**ABOUT THIS EXERCISE:**
The answer must consist of every line below containing "exploded".

__________________________________________________

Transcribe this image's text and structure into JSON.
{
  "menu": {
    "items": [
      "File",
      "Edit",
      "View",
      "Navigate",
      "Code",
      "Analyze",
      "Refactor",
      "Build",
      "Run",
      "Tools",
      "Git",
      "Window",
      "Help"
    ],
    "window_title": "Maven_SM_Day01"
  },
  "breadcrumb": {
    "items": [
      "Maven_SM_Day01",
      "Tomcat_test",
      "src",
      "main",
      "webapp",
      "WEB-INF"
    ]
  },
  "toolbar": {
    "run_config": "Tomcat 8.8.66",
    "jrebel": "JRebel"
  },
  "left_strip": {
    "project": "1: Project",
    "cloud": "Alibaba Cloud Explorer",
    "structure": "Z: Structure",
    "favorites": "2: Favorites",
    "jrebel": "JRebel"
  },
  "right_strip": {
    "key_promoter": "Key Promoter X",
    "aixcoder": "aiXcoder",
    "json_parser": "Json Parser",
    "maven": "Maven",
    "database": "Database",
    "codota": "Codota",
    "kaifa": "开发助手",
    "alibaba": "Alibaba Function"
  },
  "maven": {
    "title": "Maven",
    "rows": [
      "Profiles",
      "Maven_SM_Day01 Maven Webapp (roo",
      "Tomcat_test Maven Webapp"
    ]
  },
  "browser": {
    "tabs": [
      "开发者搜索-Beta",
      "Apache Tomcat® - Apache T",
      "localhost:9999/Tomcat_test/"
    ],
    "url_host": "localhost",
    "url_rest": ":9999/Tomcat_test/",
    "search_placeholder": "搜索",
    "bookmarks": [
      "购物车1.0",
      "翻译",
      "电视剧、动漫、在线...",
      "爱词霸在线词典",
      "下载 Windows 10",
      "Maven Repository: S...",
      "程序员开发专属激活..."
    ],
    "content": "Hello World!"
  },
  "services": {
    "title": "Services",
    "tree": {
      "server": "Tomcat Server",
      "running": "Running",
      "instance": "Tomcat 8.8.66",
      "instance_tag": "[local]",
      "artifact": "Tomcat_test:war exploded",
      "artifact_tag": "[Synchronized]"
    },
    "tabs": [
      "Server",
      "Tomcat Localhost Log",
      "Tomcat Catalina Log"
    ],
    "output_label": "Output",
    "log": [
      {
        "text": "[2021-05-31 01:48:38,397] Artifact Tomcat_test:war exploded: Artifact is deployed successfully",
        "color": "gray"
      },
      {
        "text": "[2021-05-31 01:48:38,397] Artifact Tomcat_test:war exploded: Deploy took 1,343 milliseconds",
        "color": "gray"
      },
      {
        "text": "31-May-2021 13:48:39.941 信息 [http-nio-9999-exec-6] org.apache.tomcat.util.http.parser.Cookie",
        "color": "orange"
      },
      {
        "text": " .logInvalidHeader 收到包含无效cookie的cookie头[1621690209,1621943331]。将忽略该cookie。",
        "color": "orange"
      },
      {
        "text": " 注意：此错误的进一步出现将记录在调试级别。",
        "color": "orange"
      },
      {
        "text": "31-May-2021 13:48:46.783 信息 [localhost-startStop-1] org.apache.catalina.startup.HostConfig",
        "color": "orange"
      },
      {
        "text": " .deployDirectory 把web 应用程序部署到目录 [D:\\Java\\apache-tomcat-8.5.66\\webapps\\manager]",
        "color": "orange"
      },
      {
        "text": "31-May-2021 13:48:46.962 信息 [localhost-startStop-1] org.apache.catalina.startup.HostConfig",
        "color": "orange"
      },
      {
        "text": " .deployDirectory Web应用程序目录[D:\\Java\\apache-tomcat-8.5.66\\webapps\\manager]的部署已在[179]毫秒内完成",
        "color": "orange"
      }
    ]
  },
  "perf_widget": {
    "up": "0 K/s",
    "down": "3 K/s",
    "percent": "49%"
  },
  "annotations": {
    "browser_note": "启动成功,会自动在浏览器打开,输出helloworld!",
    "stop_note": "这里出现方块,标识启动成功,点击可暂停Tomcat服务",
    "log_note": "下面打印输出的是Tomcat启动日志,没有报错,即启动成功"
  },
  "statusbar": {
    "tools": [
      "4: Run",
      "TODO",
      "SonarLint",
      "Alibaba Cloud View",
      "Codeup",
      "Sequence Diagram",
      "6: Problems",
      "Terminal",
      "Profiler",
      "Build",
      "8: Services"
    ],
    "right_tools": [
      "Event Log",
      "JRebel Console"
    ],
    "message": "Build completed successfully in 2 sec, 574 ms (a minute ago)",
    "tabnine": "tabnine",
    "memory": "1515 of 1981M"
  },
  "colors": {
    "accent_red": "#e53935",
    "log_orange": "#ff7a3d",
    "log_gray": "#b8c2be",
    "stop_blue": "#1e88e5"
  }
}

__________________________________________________

**TASK ANSWER:**
      "artifact": "Tomcat_test:war exploded",
        "text": "[2021-05-31 01:48:38,397] Artifact Tomcat_test:war exploded: Artifact is deployed successfully",
        "text": "[2021-05-31 01:48:38,397] Artifact Tomcat_test:war exploded: Deploy took 1,343 milliseconds",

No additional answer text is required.